NEW YORK (AP) – The showdown between Hillary Clinton and Donald Trump turned out to be the most-watched presidential debate ever, with 84 million viewers. Preliminary data released earlier had estimated the audience at 73 million.
The Nielsen company said the viewership of 84 million, over 13 different networks, toppled a record that had stood for 36 years. The previous record for presidential debate viewership was the 80.6 million people who saw the only debate in 1980 between incumbent Democrat Jimmy Carter and his Republican challenger Ronald Reagan.
No debate since then had exceeded 70 million viewers.
Social media was humming, too, with Nielsen saying there were some 17.1 million Twitter interactions involving 2.7 million people on Monday. Tivo said that the moment during the debate that caused more people to pause their television and play back what was said came near the end, when Trump said that he will “absolutely support” Clinton if she is elected president.
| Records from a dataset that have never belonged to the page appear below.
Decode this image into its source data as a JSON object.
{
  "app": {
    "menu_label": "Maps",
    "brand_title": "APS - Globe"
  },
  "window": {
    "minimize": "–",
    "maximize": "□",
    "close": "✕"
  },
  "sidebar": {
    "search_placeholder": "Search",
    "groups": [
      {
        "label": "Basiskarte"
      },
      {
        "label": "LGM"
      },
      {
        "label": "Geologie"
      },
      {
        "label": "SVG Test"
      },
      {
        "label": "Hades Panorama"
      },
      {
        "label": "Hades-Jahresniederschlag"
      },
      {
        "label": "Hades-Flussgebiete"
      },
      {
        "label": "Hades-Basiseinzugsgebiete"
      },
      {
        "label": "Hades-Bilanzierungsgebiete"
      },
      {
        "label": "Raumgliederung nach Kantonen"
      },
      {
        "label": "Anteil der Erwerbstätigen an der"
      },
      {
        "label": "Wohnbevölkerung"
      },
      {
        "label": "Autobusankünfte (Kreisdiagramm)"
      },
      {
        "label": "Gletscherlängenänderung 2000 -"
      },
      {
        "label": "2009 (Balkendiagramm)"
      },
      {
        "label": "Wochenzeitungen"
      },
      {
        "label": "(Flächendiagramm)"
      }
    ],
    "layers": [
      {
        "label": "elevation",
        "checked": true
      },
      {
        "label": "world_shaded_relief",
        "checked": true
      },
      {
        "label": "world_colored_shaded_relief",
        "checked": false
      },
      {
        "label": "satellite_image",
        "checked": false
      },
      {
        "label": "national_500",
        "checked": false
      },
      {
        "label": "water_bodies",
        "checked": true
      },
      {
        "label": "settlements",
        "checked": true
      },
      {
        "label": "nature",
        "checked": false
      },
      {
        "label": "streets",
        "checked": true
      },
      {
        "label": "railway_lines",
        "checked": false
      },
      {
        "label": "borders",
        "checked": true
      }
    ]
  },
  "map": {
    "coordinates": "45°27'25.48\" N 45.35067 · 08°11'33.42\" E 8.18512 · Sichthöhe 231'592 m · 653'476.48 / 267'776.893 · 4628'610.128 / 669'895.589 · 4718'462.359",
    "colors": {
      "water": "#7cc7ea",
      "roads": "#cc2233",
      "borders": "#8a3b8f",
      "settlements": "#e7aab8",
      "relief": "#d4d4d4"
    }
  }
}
Clinton has some bragging rights at home. When final results are in, the audience for her first presidential debate will more than double what her husband, former President Bill Clinton, received for his last presidential debate in 1996 (36.3 million viewers).
Only the Super Bowl annually commands a television audience of that size. The biggest audience in U.S. television history was the 114.4 million people who watched the 2015 Super Bowl between New England and Seattle.
The news was particularly good for NBC. Not only did it have more viewers than any other network showing the debate, but “Nightly News” anchor Lester Holt’s reviews as moderator were more positive than those received by Today show co-host Matt Lauer for his “commander in chief forum” with Trump and Clinton earlier this month or by CNBC anchors when they moderated a Republican primary debate last fall.
Watching the debate was nerve-wracking for NBC Universal chief executive Steve Burke because of the pressure on Holt, Burke said during an appearance in London on Tuesday. Burke said Holt “ended up doing a very good job.”
Holt was not available for an interview on Tuesday.
Some Republicans were unhappy with Holt, suggesting that he was unfair because he asked tougher questions of Trump, and challenged the accuracy of the Republican’s statements on several issues.
That may account for an overnight change of thinking by the candidate. Interviewed by reporters immediately after the debate, Trump said he thought Lester “did a really good job” and that he thought Holt brought up the topics he wanted. The next morning, on Fox News Channel’s Fox & Friends, Trump said he thought Holt earned a C or a C-plus for his debate performance, and that he asked unfair questions.
The second of three scheduled debates will be Oct. 9. The “town hall” style forum will be moderated by Martha Raddatz of ABC News and CNN’s Anderson Cooper
Associated Press writer Jill Lawless in London contributed to this report.